▶ _Dataset excerpts_:
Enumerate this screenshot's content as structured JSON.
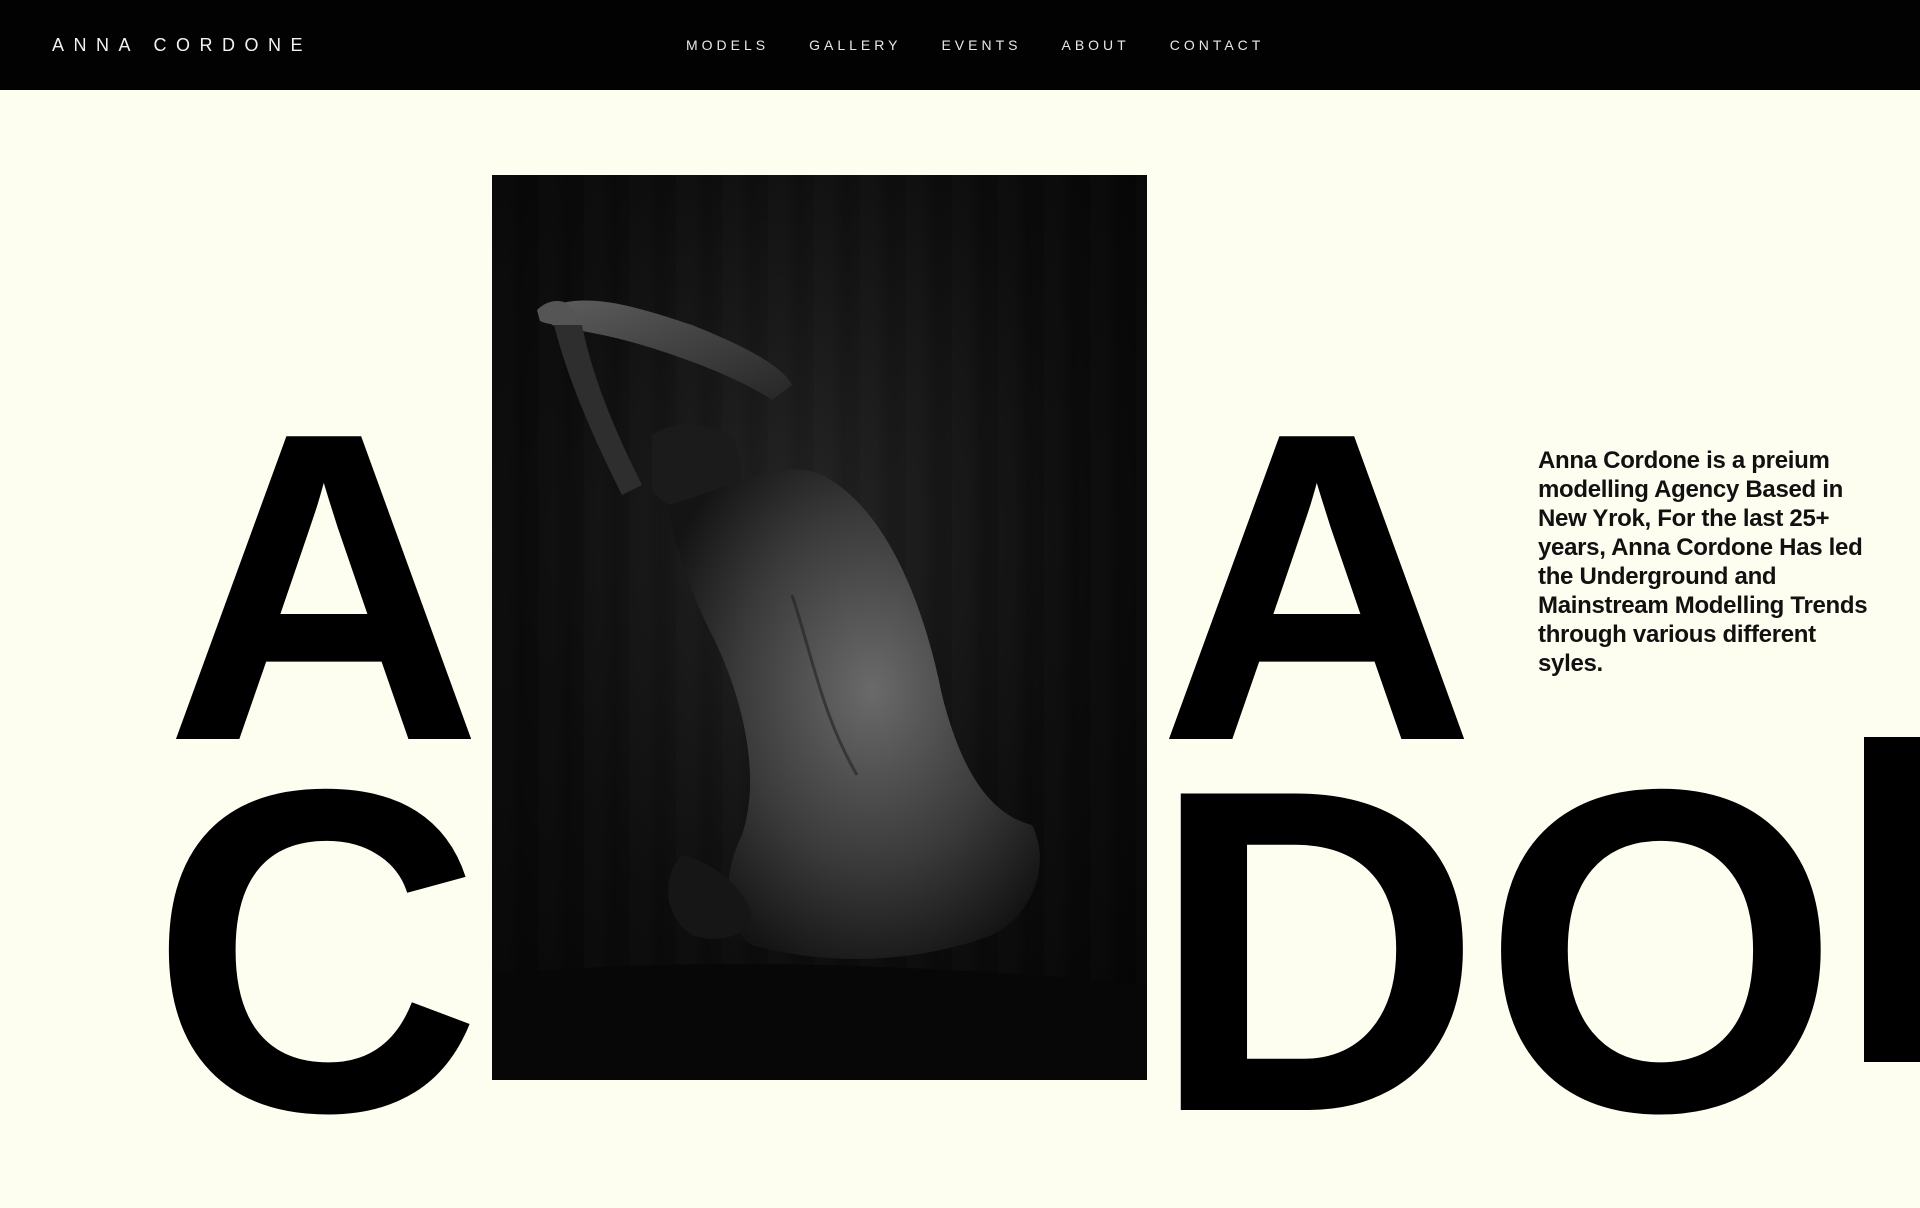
{
  "header": {
    "brand": "ANNA CORDONE",
    "nav": [
      "MODELS",
      "GALLERY",
      "EVENTS",
      "ABOUT",
      "CONTACT"
    ]
  },
  "hero": {
    "letters_left": [
      "A",
      "C"
    ],
    "letters_right_top": "A",
    "letters_right_bottom": "DO"
  },
  "about": {
    "text": "Anna Cordone is a preium modelling Agency Based in New Yrok, For the last 25+ years, Anna Cordone Has led the Underground and Mainstream Modelling Trends through various different syles."
  },
  "colors": {
    "background": "#fdfeef",
    "nav_background": "#020202",
    "text": "#000000"
  }
}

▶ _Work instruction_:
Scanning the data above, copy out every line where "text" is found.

▶ _Result of the task_:
    "text": "Anna Cordone is a preium modelling Agency Based in New Yrok, For the last 25+ years, Anna Cordone Has led the Underground and Mainstream Modelling Trends through various different syles."
    "text": "#000000"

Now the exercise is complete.